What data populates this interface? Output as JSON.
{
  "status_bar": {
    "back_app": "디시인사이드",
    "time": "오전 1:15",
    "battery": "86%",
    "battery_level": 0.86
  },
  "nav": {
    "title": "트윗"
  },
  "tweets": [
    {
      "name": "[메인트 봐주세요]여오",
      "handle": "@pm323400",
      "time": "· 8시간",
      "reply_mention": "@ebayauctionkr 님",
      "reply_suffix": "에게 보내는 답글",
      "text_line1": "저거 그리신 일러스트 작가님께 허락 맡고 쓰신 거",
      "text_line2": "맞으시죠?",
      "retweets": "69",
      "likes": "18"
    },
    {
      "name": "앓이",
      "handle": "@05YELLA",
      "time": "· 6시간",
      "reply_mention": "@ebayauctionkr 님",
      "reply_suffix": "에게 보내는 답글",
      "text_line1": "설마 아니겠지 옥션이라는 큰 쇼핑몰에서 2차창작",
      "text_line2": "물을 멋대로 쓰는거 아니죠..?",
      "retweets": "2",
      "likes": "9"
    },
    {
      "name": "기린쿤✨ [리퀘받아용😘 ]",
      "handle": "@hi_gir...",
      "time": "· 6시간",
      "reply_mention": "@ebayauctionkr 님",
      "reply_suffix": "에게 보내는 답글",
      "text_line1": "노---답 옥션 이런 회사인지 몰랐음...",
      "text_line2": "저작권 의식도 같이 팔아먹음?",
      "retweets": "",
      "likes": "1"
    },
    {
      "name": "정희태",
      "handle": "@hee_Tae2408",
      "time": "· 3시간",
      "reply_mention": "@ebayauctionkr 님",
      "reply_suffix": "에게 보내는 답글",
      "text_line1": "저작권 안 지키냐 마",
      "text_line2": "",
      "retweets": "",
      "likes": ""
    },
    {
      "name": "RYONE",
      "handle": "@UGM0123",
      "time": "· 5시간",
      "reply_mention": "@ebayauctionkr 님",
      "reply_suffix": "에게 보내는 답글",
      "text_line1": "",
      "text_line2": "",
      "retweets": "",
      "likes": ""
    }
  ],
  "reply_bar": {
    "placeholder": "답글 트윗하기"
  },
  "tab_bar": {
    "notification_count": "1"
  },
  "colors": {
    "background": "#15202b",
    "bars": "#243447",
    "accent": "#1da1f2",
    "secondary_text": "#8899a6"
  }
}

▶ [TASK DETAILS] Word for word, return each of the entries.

▶ [TASK RESPONSE]
What data populates this interface? Output as JSON.
{
  "status_bar": {
    "back_app": "디시인사이드",
    "time": "오전 1:15",
    "battery": "86%",
    "battery_level": 0.86
  },
  "nav": {
    "title": "트윗"
  },
  "tweets": [
    {
      "name": "[메인트 봐주세요]여오",
      "handle": "@pm323400",
      "time": "· 8시간",
      "reply_mention": "@ebayauctionkr 님",
      "reply_suffix": "에게 보내는 답글",
      "text_line1": "저거 그리신 일러스트 작가님께 허락 맡고 쓰신 거",
      "text_line2": "맞으시죠?",
      "retweets": "69",
      "likes": "18"
    },
    {
      "name": "앓이",
      "handle": "@05YELLA",
      "time": "· 6시간",
      "reply_mention": "@ebayauctionkr 님",
      "reply_suffix": "에게 보내는 답글",
      "text_line1": "설마 아니겠지 옥션이라는 큰 쇼핑몰에서 2차창작",
      "text_line2": "물을 멋대로 쓰는거 아니죠..?",
      "retweets": "2",
      "likes": "9"
    },
    {
      "name": "기린쿤✨ [리퀘받아용😘 ]",
      "handle": "@hi_gir...",
      "time": "· 6시간",
      "reply_mention": "@ebayauctionkr 님",
      "reply_suffix": "에게 보내는 답글",
      "text_line1": "노---답 옥션 이런 회사인지 몰랐음...",
      "text_line2": "저작권 의식도 같이 팔아먹음?",
      "retweets": "",
      "likes": "1"
    },
    {
      "name": "정희태",
      "handle": "@hee_Tae2408",
      "time": "· 3시간",
      "reply_mention": "@ebayauctionkr 님",
      "reply_suffix": "에게 보내는 답글",
      "text_line1": "저작권 안 지키냐 마",
      "text_line2": "",
      "retweets": "",
      "likes": ""
    },
    {
      "name": "RYONE",
      "handle": "@UGM0123",
      "time": "· 5시간",
      "reply_mention": "@ebayauctionkr 님",
      "reply_suffix": "에게 보내는 답글",
      "text_line1": "",
      "text_line2": "",
      "retweets": "",
      "likes": ""
    }
  ],
  "reply_bar": {
    "placeholder": "답글 트윗하기"
  },
  "tab_bar": {
    "notification_count": "1"
  },
  "colors": {
    "background": "#15202b",
    "bars": "#243447",
    "accent": "#1da1f2",
    "secondary_text": "#8899a6"
  }
}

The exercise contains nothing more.